Bills to support Boca Raton student organizations go missing in the house

Gregory Cox, Managing Editor

According to a Boca Raton House of Representatives meeting held June 19, a number of approved bills are missing or have not been processed from the previous semester.

The bills, which passed through the house, were intended to improve some aspects of student life, but physical copies with signatures cannot be found, leaving the legislation up in the air.

A bill is a piece of legislation responsible for the allocation of funds, creating or abolishing programs and affects the internal aspects of student government or the university.

In order for organizations to receive funding from student government to host events or cover expenses, organizations can approach the house of representatives and present a bill justifying their needs.
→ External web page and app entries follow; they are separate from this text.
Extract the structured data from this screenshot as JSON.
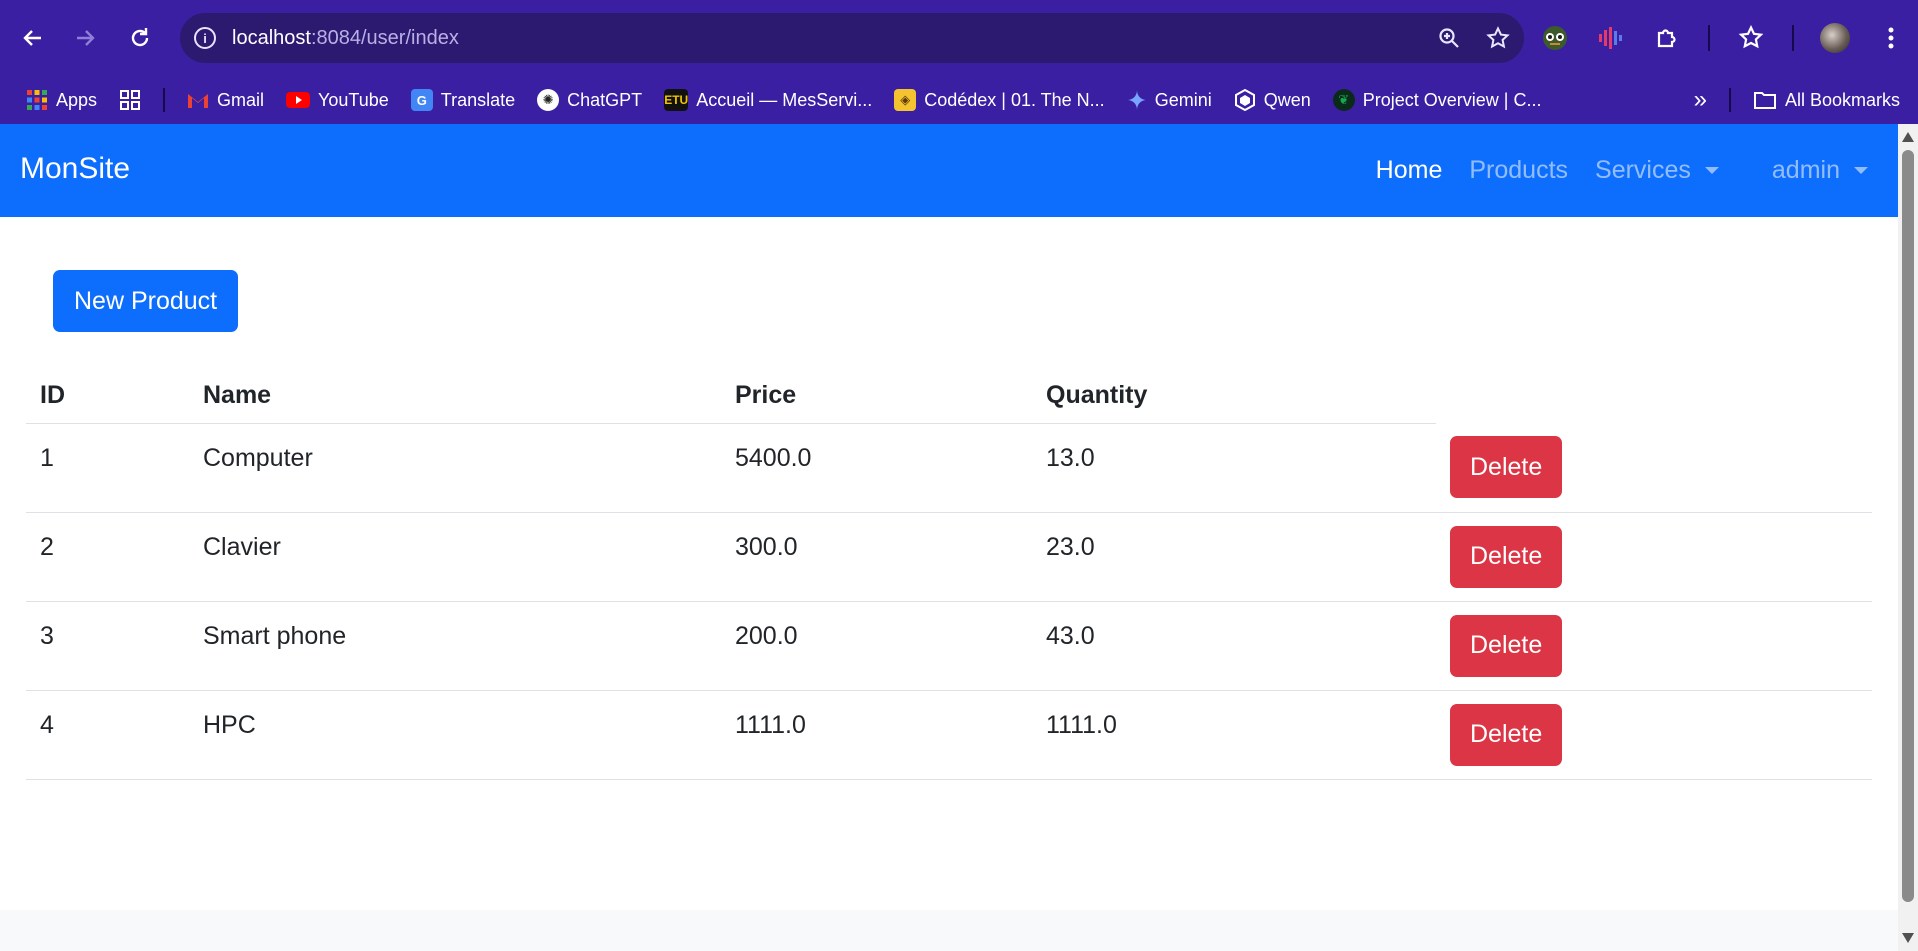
{
  "browser": {
    "url_host": "localhost",
    "url_path": ":8084/user/index",
    "bookmarks": [
      {
        "label": "Apps",
        "icon": "apps-grid-icon"
      },
      {
        "label": "Gmail",
        "icon": "gmail-icon"
      },
      {
        "label": "YouTube",
        "icon": "youtube-icon"
      },
      {
        "label": "Translate",
        "icon": "translate-icon"
      },
      {
        "label": "ChatGPT",
        "icon": "chatgpt-icon"
      },
      {
        "label": "Accueil — MesServi...",
        "icon": "etu-icon"
      },
      {
        "label": "Codédex | 01. The N...",
        "icon": "codedex-icon"
      },
      {
        "label": "Gemini",
        "icon": "gemini-icon"
      },
      {
        "label": "Qwen",
        "icon": "qwen-icon"
      },
      {
        "label": "Project Overview | C...",
        "icon": "mongodb-icon"
      }
    ],
    "all_bookmarks": "All Bookmarks",
    "more_chevron": "»"
  },
  "navbar": {
    "brand": "MonSite",
    "links": {
      "home": "Home",
      "products": "Products",
      "services": "Services",
      "user": "admin"
    }
  },
  "page": {
    "new_button": "New Product",
    "table": {
      "headers": [
        "ID",
        "Name",
        "Price",
        "Quantity"
      ],
      "delete_label": "Delete",
      "rows": [
        {
          "id": "1",
          "name": "Computer",
          "price": "5400.0",
          "quantity": "13.0"
        },
        {
          "id": "2",
          "name": "Clavier",
          "price": "300.0",
          "quantity": "23.0"
        },
        {
          "id": "3",
          "name": "Smart phone",
          "price": "200.0",
          "quantity": "43.0"
        },
        {
          "id": "4",
          "name": "HPC",
          "price": "1111.0",
          "quantity": "1111.0"
        }
      ]
    }
  },
  "colors": {
    "chrome": "#3a1fa3",
    "navbar": "#0d6efd",
    "primary_button": "#0d6efd",
    "danger_button": "#dc3545"
  }
}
That bill is then voted on by the house of representatives.

One bill under question, passed on Jan. 23 of this year, would have given close to $9,000 to Night Owls, the on campus student taxi service.

The funds would have gone toward the purchase a new golf cart in order to replace two older ones that had been damaged.

The UP reached out to Robert Marriaga, the current speaker of the house, asking what other bills were missing, but did not receive a response as of publication time.

Since these bills never reached the proper authority, the organizations who presented the bills will need to resubmit their requests next fiscal year. This means that they would have be financed out of budgets that are tighter because of mandatory 15 percent cuts that take effect July 1.

Marriaga is conducting an investigation to find out what happened. “I will be giving this house a complete report once we are finished [with our investigation],” he said.

Evan Harrow, a member of the house and chairman of the Rules and Policies Committee and the longest lasting member of the house, said a possibility for the slip up was that all the bills may have been signed, but were never handed to the Activity and Service Accounting and Budget Office. Or, he added, “Some of them were vetoed when the money was frozen, and we were just not told.”

A bill passes with over a 50 percent vote. It is then presented to the governor, who can veto or pass the bill, and then to the Vice President of Student Affairs. It is unclear in the process where the bills got lost.

Marriaga told the UP that there is currently no one to blame for the mishap, as there are a lot of moving pieces in order to get a bill approved.

Chris Ferreira, the current governor and Marriaga are currently looking into ways to still have the funding for these bills appropriated before the budgets turn over on July 1.